-- Exercise data follows --
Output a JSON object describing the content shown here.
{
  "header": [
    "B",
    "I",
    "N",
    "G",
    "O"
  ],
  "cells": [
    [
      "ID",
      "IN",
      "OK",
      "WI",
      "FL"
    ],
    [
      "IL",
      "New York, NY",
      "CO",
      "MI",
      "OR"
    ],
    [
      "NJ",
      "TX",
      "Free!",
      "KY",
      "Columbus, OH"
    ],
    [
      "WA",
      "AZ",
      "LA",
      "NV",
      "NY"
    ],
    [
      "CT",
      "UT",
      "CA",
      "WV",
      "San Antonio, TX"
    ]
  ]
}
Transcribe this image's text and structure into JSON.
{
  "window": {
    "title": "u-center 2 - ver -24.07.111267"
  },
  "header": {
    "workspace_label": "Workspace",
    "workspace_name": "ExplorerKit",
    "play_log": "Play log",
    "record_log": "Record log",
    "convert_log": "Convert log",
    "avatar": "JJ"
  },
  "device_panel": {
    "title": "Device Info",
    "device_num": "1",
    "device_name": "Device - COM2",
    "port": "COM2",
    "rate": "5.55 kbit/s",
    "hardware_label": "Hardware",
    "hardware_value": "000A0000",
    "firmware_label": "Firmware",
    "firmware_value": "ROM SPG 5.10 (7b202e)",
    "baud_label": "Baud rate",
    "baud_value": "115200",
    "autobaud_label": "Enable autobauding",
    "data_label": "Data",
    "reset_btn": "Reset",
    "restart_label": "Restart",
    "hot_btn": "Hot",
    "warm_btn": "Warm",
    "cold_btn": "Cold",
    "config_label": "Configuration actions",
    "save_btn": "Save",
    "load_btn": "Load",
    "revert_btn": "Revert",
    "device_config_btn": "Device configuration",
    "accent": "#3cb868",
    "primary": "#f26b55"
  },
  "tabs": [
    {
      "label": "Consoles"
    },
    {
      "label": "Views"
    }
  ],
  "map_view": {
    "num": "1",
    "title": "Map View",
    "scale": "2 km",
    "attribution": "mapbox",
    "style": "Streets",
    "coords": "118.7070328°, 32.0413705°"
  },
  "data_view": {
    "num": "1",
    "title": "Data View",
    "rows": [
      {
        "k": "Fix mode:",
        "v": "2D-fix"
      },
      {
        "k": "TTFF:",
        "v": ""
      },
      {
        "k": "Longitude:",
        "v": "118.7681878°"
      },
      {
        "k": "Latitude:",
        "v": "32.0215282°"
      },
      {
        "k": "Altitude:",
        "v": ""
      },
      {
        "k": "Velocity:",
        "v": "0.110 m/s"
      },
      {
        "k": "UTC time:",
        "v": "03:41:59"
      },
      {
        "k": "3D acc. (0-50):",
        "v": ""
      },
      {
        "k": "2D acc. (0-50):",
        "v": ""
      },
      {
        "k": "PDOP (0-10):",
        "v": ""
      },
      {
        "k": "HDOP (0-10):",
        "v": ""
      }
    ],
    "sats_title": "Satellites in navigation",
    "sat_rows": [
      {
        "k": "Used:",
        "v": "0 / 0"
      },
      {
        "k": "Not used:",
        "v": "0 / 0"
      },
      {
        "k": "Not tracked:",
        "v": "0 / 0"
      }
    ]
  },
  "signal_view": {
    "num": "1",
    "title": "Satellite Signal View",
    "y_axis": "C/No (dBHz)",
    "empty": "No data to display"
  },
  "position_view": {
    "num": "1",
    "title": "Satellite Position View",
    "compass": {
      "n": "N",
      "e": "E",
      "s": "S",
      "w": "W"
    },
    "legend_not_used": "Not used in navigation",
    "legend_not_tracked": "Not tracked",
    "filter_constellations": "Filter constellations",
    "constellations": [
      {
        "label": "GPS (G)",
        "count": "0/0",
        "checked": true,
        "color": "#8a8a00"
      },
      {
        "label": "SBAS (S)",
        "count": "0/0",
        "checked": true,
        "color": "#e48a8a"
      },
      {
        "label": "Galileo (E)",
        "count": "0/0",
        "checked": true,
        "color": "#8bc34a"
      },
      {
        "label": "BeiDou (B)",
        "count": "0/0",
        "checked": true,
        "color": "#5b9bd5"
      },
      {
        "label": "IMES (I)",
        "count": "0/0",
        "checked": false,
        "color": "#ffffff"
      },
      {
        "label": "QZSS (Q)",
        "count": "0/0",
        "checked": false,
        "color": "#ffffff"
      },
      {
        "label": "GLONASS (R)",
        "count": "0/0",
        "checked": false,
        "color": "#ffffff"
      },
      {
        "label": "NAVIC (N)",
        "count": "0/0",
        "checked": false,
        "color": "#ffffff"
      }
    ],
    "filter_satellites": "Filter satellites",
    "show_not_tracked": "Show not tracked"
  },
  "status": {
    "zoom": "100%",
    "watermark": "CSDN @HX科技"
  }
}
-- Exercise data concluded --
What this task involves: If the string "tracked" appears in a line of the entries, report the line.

Task output:
        "k": "Not tracked:",
    "legend_not_tracked": "Not tracked",
    "show_not_tracked": "Show not tracked"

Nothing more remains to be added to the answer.